When I was in high school, my parents laid down a few ground rules about exactly how “liberating” my teenage emancipation was going to be. No driving without an adult in the car past dark, no staying out past 11 p.m., and no, absolutely no, drinking.
Well, it turns out Mom and Dad were on to something (don’t you hate it when that happens?). A new study by researchers at the University of Minnesota found that teens who drink under their parents’ supervision — the occasional sip at dinner or during holidays — are more likely to become problem drinkers a few years later than those whose parents, like mine, adopted a zero-tolerance policy.
When it comes to underage drinking, there are two schools of thought. Some are convinced that teens are too young and inexperienced to handle alcohol, and not ready to make decisions about how much is too much or how to drink responsibly.
Then there are those who point to cultures where alcohol isn’t so taboo for adolescents, where adults allow their children to drink a little in their presence, and where alcoholism rates are no different from those in countries where underage drinking is illegal. By incorporating alcohol into youngsters’ lives from an early age, and not making it a forbidden fruit, they argue, teens are less likely to abuse it as adults.
Turns out that may not be the case. Barbara McMorris, lead author of the study published in the Journal of Studies on Alcohol and Drugs, compared seventh graders from the U.S., which prohibits underage drinking, and Australia, where adult-supervised drinking for teens is allowed. By the ninth grade, 36% of the Australian teens had problems with binge drinking or other alcohol-related issues such as getting in fights and having blackouts, while only 21% of the American adolescents did. In fact, regardless of where they lived, youngsters who drank in front of adults were more likely to have drinking problems several years later than those who abstained.

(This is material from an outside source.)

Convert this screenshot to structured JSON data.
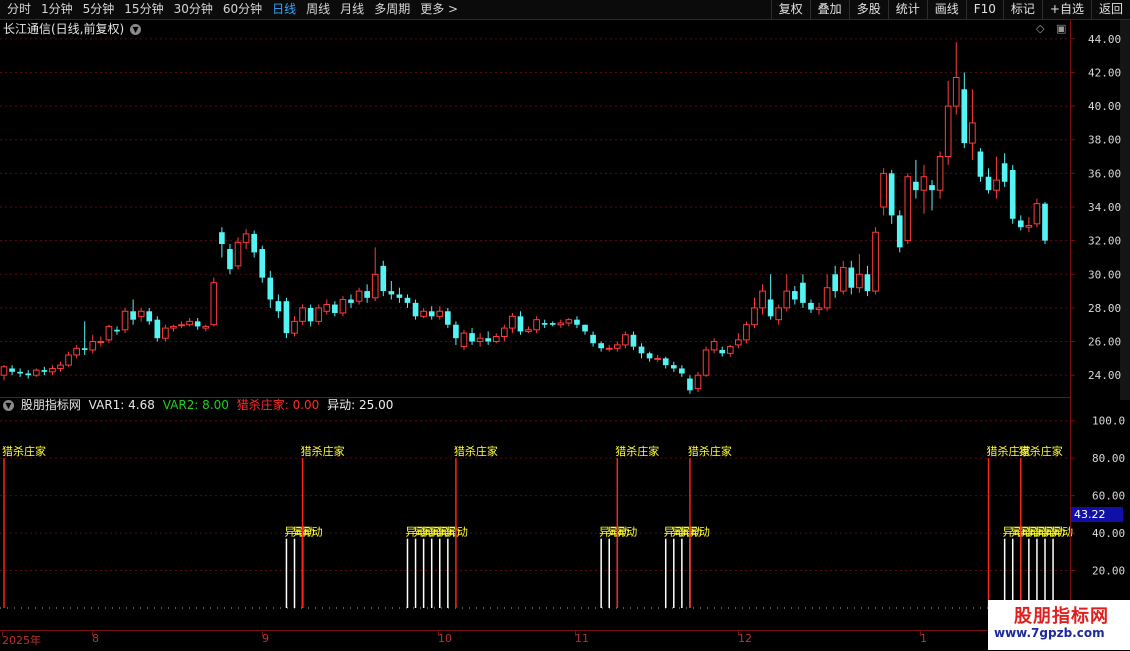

“Our main message is that adults really do need to pay attention to what they are allowing their kids to do, and what they are giving them permission to do in their presence,” says McMorris. “Actions speak louder than words.”
What’s happening, says McMorris, is that instead of incorporating responsible habits by drinking with their parents, teens, being teens, are more likely to think they are mature enough to handle any situation involving alcohol. “If a parent or adult introduces a child to alcohol, it sends a message about how to drink in that type of social setting,” she says. “But that message doesn’t translate to the unsupervised setting, so teens won’t necessarily know how to cut themselves off after one drink when they are out with friends. There isn’t a carryover effect.”
That’s the revelation of McMorris’s study, and it contradicts the intuitive sense that watching parents drink responsibly at dinner must send some message about moderation to teens about how to use alcohol. Instead, in the teen’s mind, adult supervised drinking may be interpreted in almost the opposite way, as a license to imbibe. “As adults, we send a pretty clear message when we are permissive about the type of behavior we allow to happen right in front of us,” says McMorris. “We say that it’s okay to drink.”
Setting limits by making it clear that adolescents are too young for alcohol may help teens to learn how to avoid drinking while underage, and develop more responsible drinking habits as adults. Mom and Dad may have known what they were doing after all.